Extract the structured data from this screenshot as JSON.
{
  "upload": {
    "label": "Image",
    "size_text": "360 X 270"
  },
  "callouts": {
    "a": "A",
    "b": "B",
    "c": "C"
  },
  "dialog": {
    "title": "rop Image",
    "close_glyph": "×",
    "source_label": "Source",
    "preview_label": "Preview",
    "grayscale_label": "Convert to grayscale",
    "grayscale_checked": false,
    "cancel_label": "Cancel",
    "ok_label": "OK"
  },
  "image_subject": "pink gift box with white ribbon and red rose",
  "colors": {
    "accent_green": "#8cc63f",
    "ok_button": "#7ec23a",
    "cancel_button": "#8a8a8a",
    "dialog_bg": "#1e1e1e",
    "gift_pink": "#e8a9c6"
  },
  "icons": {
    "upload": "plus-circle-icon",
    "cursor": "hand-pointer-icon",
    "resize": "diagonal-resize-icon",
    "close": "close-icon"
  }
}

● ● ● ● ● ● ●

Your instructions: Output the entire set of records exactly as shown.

Problem solution:
Extract the structured data from this screenshot as JSON.
{
  "upload": {
    "label": "Image",
    "size_text": "360 X 270"
  },
  "callouts": {
    "a": "A",
    "b": "B",
    "c": "C"
  },
  "dialog": {
    "title": "rop Image",
    "close_glyph": "×",
    "source_label": "Source",
    "preview_label": "Preview",
    "grayscale_label": "Convert to grayscale",
    "grayscale_checked": false,
    "cancel_label": "Cancel",
    "ok_label": "OK"
  },
  "image_subject": "pink gift box with white ribbon and red rose",
  "colors": {
    "accent_green": "#8cc63f",
    "ok_button": "#7ec23a",
    "cancel_button": "#8a8a8a",
    "dialog_bg": "#1e1e1e",
    "gift_pink": "#e8a9c6"
  },
  "icons": {
    "upload": "plus-circle-icon",
    "cursor": "hand-pointer-icon",
    "resize": "diagonal-resize-icon",
    "close": "close-icon"
  }
}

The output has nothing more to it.